DATA TO EXAMINE Block Start

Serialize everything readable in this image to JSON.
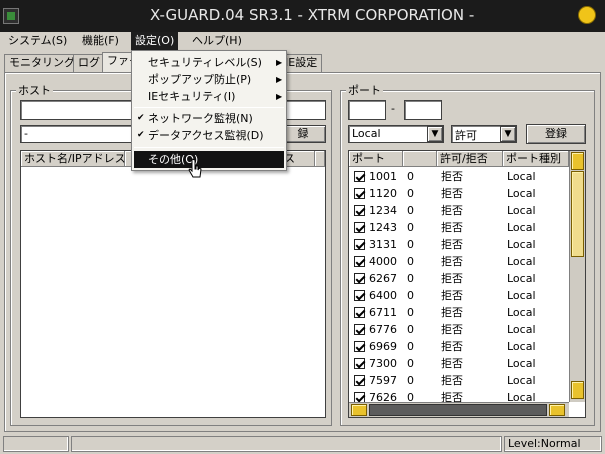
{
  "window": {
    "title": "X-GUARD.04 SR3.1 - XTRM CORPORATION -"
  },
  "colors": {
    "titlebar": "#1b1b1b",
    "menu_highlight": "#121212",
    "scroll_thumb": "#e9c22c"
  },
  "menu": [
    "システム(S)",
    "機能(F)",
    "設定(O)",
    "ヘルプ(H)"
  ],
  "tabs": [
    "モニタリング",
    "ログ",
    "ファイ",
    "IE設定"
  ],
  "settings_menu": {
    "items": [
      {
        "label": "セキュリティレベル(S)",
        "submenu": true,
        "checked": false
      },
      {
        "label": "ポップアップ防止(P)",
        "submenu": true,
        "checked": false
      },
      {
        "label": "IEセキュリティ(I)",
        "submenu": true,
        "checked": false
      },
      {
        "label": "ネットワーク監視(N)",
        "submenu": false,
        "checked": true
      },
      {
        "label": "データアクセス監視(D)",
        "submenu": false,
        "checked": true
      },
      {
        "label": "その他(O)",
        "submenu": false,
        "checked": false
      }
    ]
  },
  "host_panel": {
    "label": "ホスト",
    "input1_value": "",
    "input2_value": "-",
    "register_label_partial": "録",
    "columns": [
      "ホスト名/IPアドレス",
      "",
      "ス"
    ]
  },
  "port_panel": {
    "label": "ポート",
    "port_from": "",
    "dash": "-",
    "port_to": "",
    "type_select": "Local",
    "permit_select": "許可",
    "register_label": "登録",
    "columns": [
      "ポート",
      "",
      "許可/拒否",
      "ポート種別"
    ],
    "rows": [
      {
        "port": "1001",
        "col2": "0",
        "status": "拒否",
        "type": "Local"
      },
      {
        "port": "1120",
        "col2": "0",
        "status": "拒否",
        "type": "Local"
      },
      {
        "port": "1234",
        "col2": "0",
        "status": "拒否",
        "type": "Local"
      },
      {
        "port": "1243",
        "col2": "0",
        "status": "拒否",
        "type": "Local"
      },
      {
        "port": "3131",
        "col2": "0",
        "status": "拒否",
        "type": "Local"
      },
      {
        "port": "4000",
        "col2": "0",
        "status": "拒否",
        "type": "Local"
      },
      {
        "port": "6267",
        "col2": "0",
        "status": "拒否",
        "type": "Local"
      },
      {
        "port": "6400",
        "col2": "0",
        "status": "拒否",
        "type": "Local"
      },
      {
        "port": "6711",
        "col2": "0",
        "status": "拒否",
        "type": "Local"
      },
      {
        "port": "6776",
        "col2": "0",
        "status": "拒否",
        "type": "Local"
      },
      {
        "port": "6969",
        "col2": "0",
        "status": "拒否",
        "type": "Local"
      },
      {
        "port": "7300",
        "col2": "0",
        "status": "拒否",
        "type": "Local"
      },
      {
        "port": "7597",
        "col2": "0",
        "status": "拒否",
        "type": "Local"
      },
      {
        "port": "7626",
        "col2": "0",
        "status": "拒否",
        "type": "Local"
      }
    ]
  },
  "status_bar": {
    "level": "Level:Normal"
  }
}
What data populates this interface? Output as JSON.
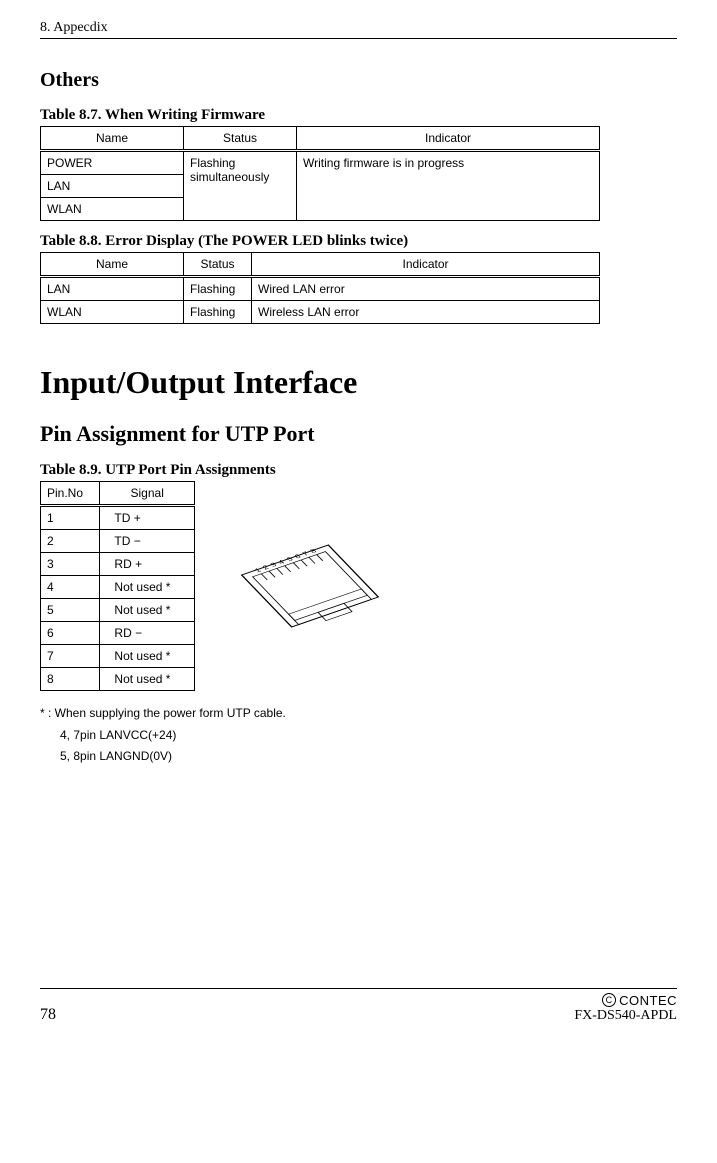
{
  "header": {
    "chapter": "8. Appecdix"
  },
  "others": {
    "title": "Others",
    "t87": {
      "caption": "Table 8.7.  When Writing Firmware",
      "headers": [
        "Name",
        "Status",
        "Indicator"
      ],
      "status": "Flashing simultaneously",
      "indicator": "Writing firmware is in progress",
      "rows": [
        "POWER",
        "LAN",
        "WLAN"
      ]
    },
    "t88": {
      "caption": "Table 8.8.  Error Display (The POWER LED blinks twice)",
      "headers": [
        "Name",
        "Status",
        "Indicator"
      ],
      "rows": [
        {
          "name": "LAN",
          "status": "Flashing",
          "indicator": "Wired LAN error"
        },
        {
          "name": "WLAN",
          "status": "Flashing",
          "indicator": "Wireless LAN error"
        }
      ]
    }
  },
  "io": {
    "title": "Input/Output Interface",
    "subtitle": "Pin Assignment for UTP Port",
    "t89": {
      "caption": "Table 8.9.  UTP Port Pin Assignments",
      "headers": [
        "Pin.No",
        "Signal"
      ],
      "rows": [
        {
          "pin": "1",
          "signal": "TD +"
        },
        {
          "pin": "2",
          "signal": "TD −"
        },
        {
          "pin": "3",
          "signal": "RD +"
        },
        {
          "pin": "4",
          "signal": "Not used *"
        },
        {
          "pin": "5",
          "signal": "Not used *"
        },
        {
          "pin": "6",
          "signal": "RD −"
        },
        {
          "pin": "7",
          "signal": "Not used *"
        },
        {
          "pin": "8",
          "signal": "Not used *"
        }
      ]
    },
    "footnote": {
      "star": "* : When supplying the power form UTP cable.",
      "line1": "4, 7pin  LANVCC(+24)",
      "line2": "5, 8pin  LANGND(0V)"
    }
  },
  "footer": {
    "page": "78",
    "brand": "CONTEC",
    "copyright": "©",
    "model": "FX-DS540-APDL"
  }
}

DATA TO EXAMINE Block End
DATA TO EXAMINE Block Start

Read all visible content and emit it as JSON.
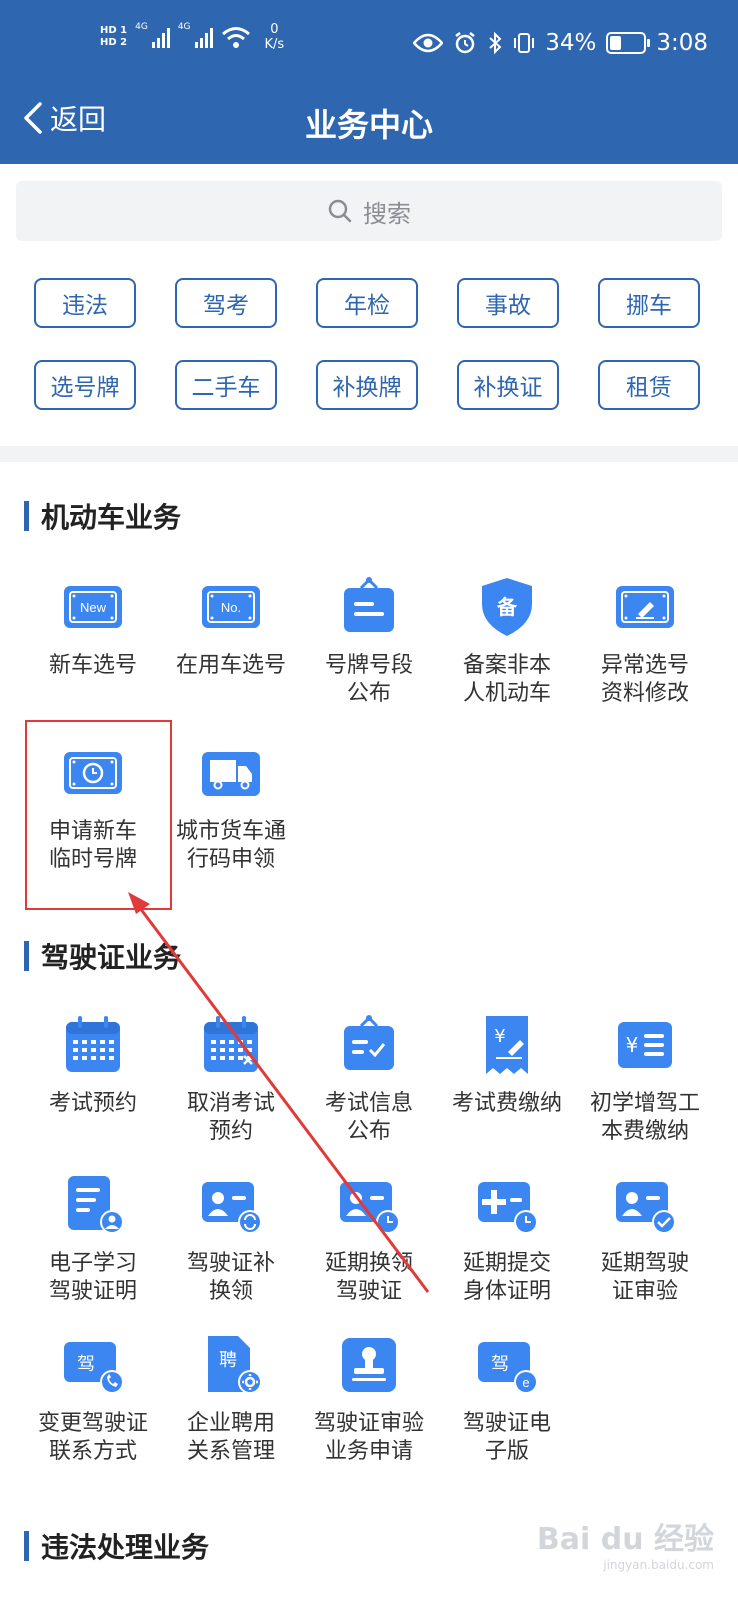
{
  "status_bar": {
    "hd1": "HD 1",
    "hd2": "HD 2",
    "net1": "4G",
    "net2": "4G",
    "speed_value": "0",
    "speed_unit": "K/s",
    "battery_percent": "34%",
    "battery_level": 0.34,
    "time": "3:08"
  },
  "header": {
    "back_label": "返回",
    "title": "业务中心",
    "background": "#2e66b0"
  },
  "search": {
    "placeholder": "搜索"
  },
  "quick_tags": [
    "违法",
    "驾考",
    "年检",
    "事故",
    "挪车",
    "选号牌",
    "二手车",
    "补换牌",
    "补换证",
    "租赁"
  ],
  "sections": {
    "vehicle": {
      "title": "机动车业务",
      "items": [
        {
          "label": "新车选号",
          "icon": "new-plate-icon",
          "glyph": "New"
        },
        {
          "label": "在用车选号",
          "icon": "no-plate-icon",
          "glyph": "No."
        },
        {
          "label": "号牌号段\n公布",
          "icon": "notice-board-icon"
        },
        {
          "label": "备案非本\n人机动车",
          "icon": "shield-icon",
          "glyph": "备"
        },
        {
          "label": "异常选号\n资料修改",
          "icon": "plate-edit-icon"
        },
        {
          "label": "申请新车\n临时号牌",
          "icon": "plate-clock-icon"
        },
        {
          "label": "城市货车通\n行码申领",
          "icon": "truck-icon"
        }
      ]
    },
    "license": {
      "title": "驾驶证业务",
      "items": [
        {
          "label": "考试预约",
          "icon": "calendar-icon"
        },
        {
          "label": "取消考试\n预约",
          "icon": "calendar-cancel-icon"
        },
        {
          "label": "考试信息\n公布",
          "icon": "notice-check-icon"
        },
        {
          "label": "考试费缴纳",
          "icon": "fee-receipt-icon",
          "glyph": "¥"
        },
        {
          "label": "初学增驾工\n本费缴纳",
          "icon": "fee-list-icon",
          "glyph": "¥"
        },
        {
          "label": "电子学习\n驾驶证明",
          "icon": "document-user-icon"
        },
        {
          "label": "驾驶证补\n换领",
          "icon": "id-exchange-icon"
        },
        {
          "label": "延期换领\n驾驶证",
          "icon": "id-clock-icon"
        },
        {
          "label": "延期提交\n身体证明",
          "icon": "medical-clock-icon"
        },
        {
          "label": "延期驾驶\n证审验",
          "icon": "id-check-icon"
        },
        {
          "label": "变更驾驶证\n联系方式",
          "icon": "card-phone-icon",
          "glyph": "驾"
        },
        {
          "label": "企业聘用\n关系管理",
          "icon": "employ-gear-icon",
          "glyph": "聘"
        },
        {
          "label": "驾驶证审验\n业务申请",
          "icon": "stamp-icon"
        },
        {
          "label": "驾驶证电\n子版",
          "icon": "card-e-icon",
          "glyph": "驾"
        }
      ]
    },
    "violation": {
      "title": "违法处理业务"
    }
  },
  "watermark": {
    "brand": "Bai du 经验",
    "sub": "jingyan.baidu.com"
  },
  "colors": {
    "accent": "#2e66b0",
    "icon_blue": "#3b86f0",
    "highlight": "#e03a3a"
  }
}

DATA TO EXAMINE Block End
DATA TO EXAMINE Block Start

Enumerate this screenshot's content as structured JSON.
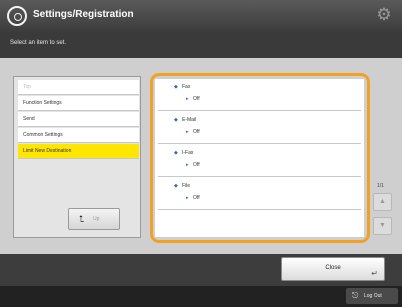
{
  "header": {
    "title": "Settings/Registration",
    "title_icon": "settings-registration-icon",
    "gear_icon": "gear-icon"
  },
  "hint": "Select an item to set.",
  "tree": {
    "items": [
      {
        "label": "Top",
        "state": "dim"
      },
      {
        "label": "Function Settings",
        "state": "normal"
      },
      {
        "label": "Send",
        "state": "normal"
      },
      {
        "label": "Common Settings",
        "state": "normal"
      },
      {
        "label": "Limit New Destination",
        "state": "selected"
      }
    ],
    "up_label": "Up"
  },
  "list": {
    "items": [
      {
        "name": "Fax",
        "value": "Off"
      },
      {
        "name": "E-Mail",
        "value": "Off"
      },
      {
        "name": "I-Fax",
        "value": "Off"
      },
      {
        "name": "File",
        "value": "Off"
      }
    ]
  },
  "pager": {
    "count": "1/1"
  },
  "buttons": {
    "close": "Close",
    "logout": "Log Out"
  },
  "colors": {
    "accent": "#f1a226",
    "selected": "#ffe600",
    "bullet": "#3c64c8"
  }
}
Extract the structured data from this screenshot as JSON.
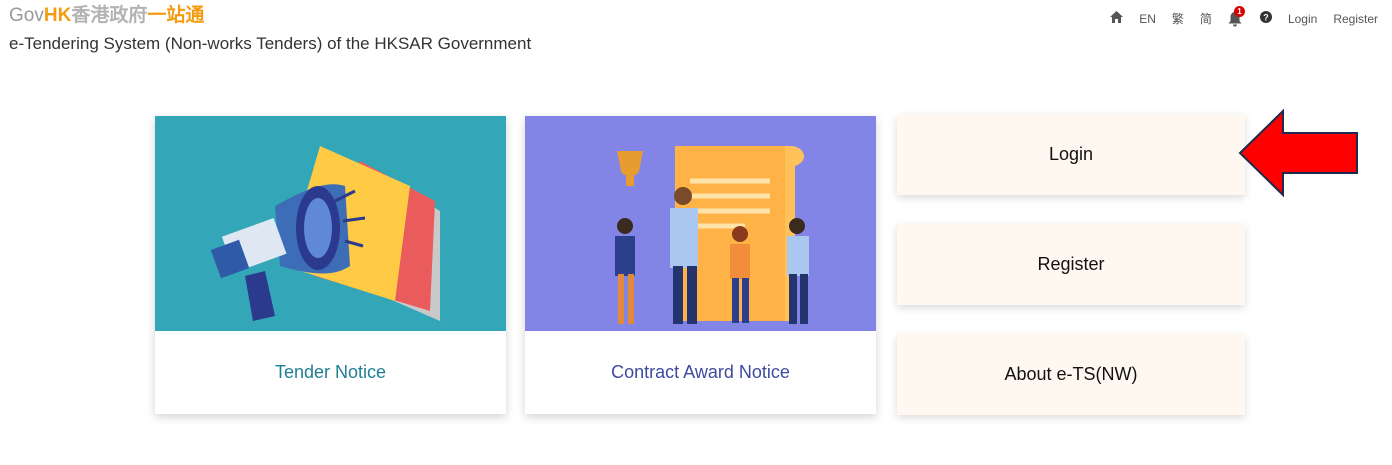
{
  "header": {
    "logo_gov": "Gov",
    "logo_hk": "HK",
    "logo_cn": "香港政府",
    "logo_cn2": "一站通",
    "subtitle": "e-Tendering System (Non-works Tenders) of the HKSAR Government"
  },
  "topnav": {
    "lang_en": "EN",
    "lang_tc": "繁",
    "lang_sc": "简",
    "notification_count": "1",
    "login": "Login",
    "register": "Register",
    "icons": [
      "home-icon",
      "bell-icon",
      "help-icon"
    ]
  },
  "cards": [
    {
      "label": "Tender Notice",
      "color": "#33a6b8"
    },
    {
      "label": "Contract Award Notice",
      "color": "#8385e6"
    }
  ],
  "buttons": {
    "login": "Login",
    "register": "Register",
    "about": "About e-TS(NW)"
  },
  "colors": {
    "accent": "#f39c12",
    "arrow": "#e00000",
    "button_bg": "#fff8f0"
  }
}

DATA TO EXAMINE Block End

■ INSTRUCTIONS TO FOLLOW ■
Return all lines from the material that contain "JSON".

■ TASK OUTPUT ■
Serialize everything readable in this image to JSON.
What data populates this interface? Output as JSON.
Read all visible content and emit it as JSON.
Enumerate this screenshot's content as structured JSON.
Extract the structured data from this screenshot as JSON.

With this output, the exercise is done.